* **Interface dataset entries**

------------------------

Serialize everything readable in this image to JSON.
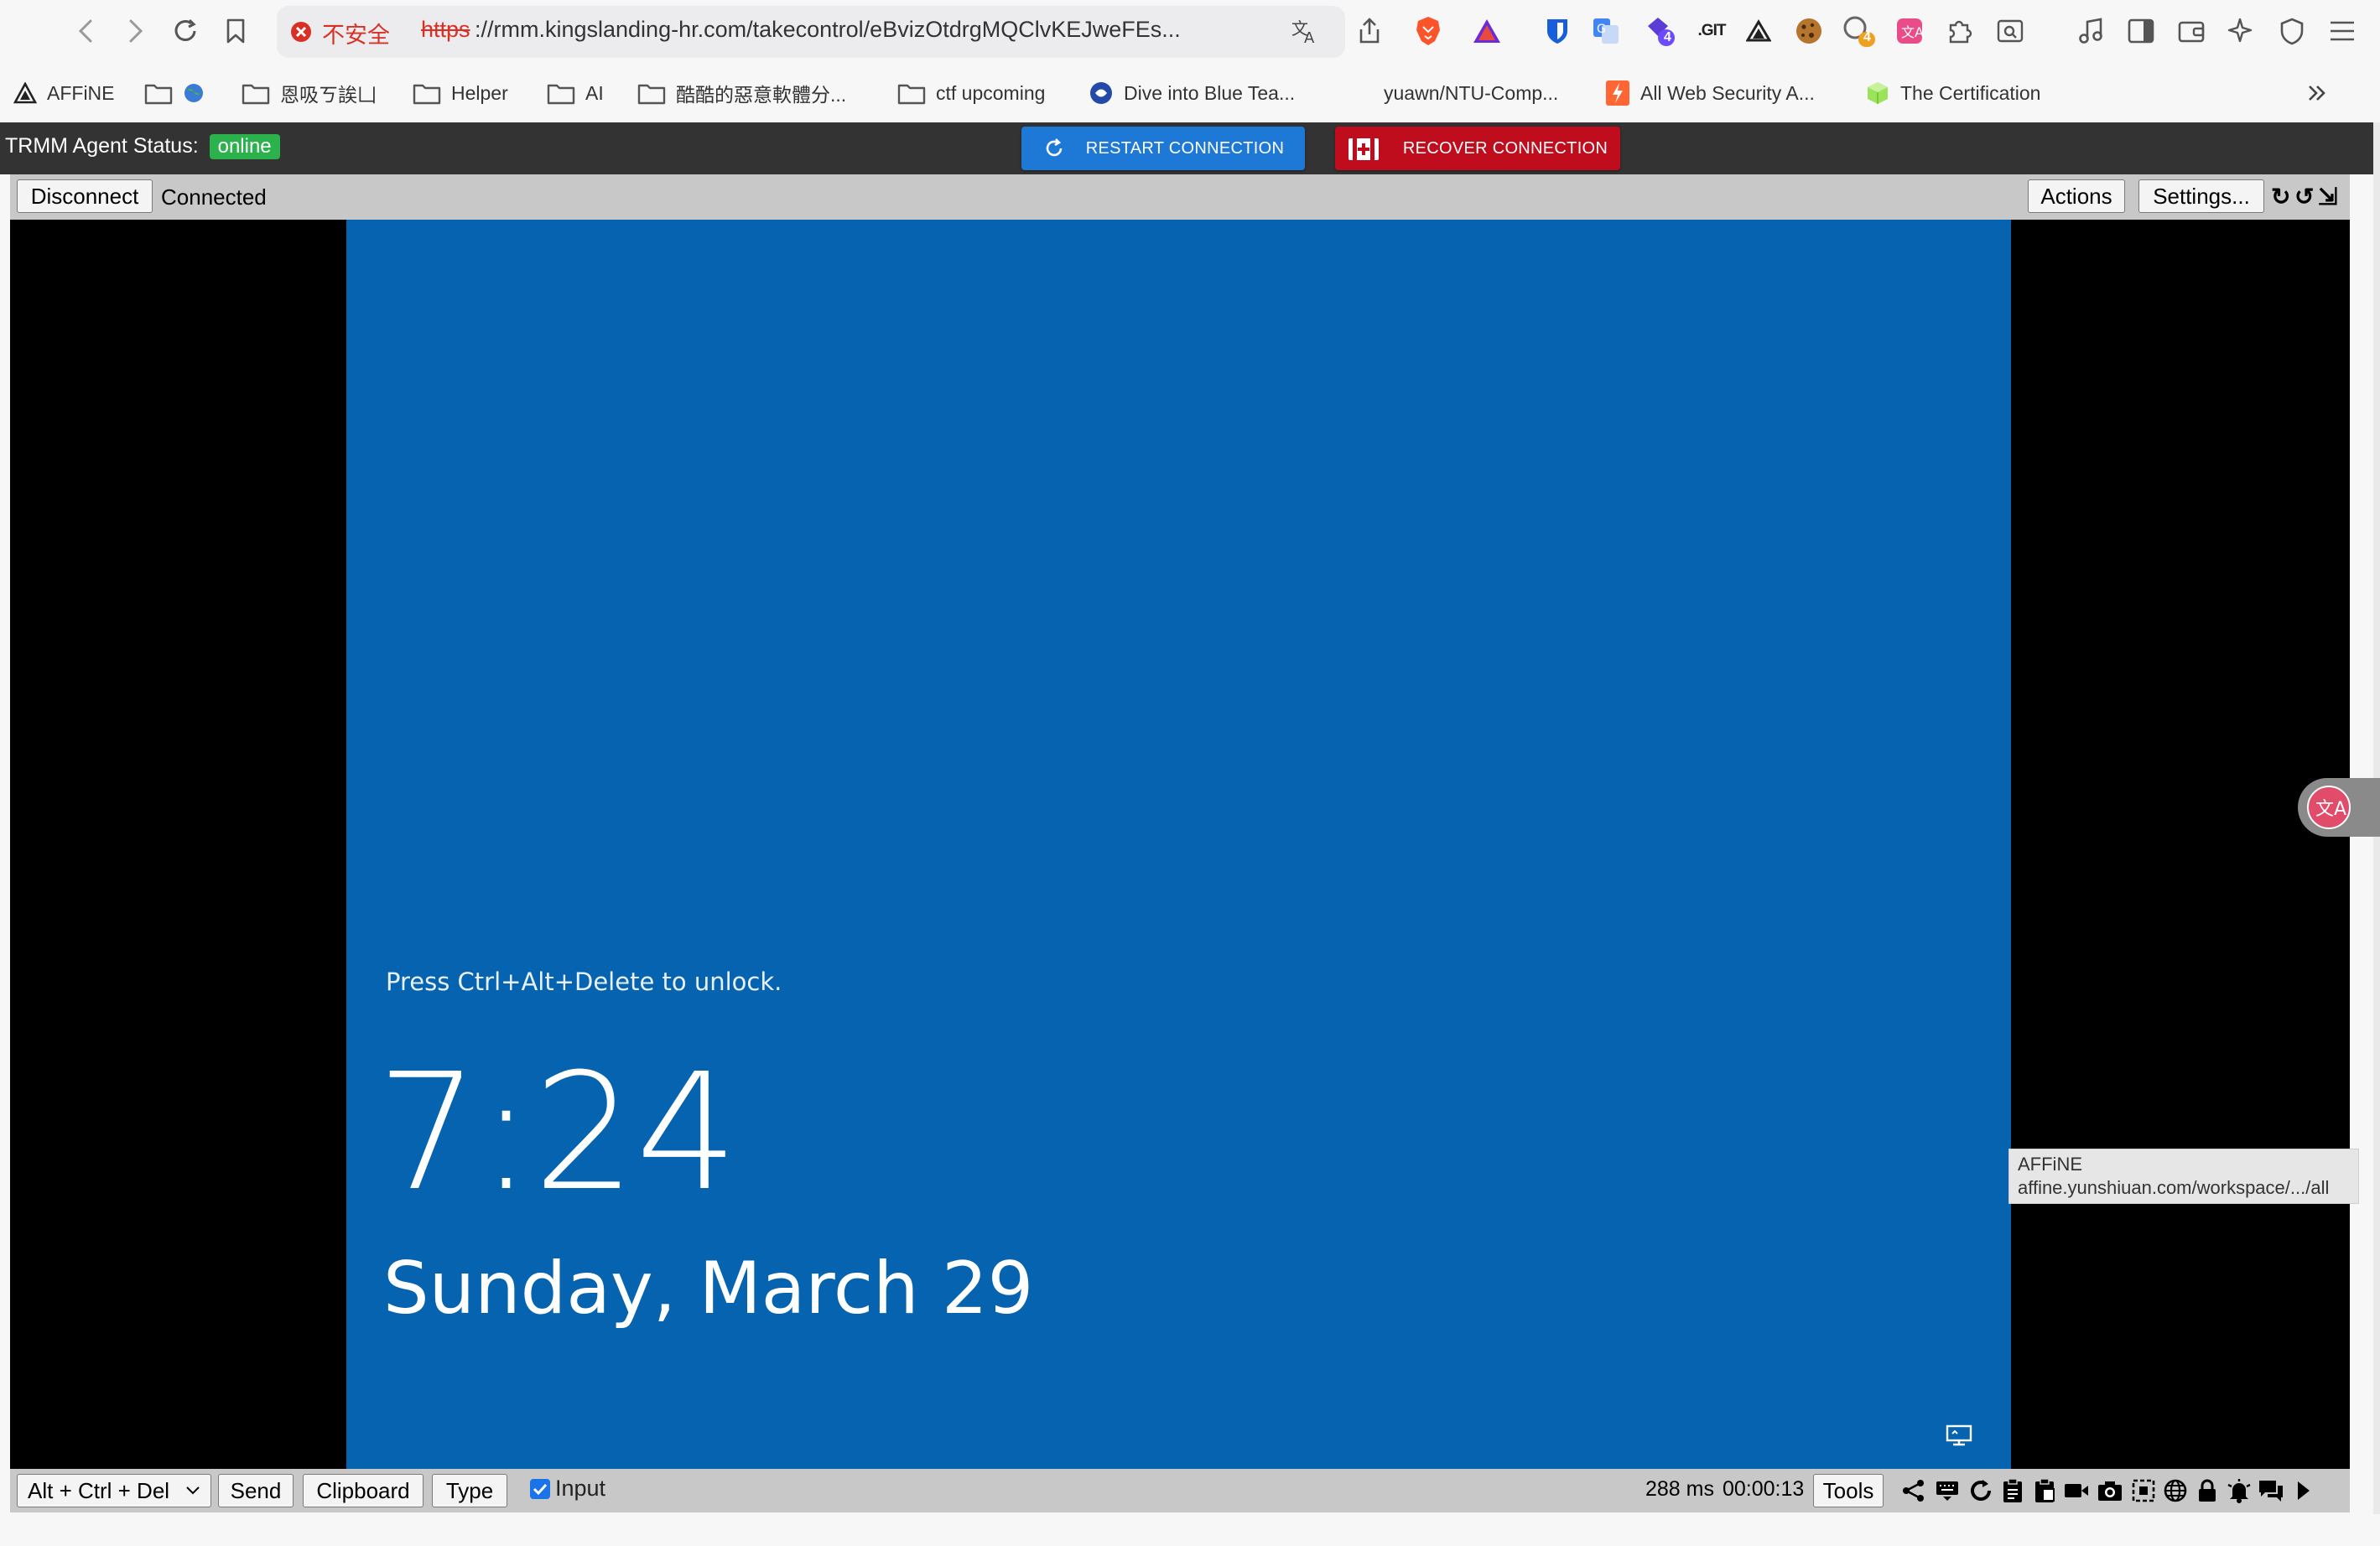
{
  "browser": {
    "insecure_label": "不安全",
    "url_scheme": "https",
    "url_rest": "://rmm.kingslanding-hr.com/takecontrol/eBvizOtdrgMQClvKEJweFEs...",
    "ext_badges": {
      "proton": "4",
      "ghost": "4"
    },
    "git_label": ".GIT"
  },
  "bookmarks": [
    {
      "label": "AFFiNE",
      "icon": "affine-icon"
    },
    {
      "label": "",
      "icon": "folder-globe-icon"
    },
    {
      "label": "恩吸ㄎ誒凵",
      "icon": "folder-icon"
    },
    {
      "label": "Helper",
      "icon": "folder-icon"
    },
    {
      "label": "AI",
      "icon": "folder-icon"
    },
    {
      "label": "酷酷的惡意軟體分...",
      "icon": "folder-icon"
    },
    {
      "label": "ctf upcoming",
      "icon": "folder-icon"
    },
    {
      "label": "Dive into Blue Tea...",
      "icon": "blue-team-icon"
    },
    {
      "label": "yuawn/NTU-Comp...",
      "icon": "github-icon"
    },
    {
      "label": "All Web Security A...",
      "icon": "portswigger-icon"
    },
    {
      "label": "The Certification",
      "icon": "cube-icon"
    }
  ],
  "trmm": {
    "status_label": "TRMM Agent Status:",
    "status_value": "online",
    "restart_label": "RESTART CONNECTION",
    "recover_label": "RECOVER CONNECTION",
    "colors": {
      "restart": "#1e78d6",
      "recover": "#c00d1e",
      "online": "#2bb24c"
    }
  },
  "mesh_top": {
    "disconnect_label": "Disconnect",
    "connection_state": "Connected",
    "actions_label": "Actions",
    "settings_label": "Settings...",
    "rotate_cw": "↻",
    "rotate_ccw": "↺",
    "fit_glyph": "⇲"
  },
  "lockscreen": {
    "hint": "Press Ctrl+Alt+Delete to unlock.",
    "time": "7:24",
    "date": "Sunday, March 29",
    "bg_color": "#0563b0"
  },
  "mesh_bottom": {
    "key_combo_selected": "Alt + Ctrl + Del",
    "send_label": "Send",
    "clipboard_label": "Clipboard",
    "type_label": "Type",
    "input_label": "Input",
    "input_checked": true,
    "latency": "288 ms",
    "session_time": "00:00:13",
    "tools_label": "Tools"
  },
  "tooltip": {
    "title": "AFFiNE",
    "url": "affine.yunshiuan.com/workspace/.../all"
  }
}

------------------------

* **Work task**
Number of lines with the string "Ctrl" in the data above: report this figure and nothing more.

* **Expected answer**
2